Three months without hangovers! Being able to do productive things on a Saturday morning, this was great. After 3 months I decided to go back to drinking, that was the original deal with myself but part of me didn’t want to. Of course when I started drinking again my drinking was even heavier than before. It was as if I wanted the contrast. As I started drinking again the conviction slowly develped that I wanted to go back to how I felt during that 3 months without alcohol. I reread the booklet written by OYNB authors – Ruari and Andy and set the target date of September 1st. I knew enough about myself to know that moderation was not going to work. I drank alcohol like I do everything else- excessively. I wanted to experience those highs of not drinking again. Going alcohol free had been a positive adventure full of transformation, promise and tangible benefits. It was the magic pill that cost nothing.
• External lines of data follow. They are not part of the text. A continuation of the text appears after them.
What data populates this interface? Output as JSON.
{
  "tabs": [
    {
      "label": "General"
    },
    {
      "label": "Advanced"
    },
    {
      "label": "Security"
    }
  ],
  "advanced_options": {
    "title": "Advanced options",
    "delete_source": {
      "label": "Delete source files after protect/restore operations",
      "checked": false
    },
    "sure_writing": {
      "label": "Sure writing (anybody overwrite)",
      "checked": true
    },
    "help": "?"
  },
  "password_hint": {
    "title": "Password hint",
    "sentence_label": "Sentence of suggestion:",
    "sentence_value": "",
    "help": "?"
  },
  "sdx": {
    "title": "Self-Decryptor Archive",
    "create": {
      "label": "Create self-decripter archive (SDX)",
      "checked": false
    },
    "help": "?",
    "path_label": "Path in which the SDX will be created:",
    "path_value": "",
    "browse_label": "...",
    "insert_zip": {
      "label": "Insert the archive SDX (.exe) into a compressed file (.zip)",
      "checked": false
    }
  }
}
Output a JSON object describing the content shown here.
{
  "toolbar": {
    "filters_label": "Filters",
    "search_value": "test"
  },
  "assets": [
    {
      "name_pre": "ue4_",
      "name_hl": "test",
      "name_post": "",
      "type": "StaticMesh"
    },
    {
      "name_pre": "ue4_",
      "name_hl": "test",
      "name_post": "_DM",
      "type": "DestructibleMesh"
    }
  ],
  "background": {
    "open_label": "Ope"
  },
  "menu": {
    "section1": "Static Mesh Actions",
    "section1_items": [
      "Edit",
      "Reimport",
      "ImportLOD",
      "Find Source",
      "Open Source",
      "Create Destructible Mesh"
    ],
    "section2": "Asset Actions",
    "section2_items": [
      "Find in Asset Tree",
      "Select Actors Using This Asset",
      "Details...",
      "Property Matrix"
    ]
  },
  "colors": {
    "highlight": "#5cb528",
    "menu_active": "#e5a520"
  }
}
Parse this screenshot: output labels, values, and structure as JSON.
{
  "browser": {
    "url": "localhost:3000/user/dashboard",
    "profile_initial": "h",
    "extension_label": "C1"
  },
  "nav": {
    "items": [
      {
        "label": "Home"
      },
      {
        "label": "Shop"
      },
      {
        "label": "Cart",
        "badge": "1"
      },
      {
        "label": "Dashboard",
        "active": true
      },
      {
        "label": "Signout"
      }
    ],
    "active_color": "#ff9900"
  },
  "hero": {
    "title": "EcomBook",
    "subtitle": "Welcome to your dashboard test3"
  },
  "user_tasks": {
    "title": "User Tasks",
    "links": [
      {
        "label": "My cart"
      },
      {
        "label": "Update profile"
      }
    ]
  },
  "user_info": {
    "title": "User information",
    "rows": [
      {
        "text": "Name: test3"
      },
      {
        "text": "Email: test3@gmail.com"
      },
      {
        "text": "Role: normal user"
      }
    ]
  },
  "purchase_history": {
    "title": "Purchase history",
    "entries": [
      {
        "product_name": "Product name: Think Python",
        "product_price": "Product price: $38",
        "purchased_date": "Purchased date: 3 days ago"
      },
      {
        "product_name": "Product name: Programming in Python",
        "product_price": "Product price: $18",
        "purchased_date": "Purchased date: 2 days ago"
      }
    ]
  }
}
So there we are. Many elements have coallesced to give me this desire to live my life alcohol free. Without doubt though Ruari and Andy from OYNB have been a huge influence and I wish to thank them for sharing their thoughts and insights but most importantly for reframing going alcohol free as a positive choice rather than one stemming from a feeling of failure or moral ineptitude. If you are thinking of going alcohol free or want to give it a go I recommend checking out their website. Their approach spoke to me and felt right. I didn’t join one of their online programmes or communities because I personally felt I had enough knowledge and motivation to go it alone. Except of course I’m not alone, there is this marvellous community of bloggers here all looking out for each other. If I had rushed into this sobriety or filled my head with an AA style approach going alcohol free would not be working for me, I know that. It’s all about finding a way that works for you. Reading what Ruari and Andy had to say, being inspired by fellow bloggers who were enjoying alcohol free lives and dipping my toe in the water with a three month challenge all helped me start this journey that is more exciting than it is scary. Alcohol free living – what a pill!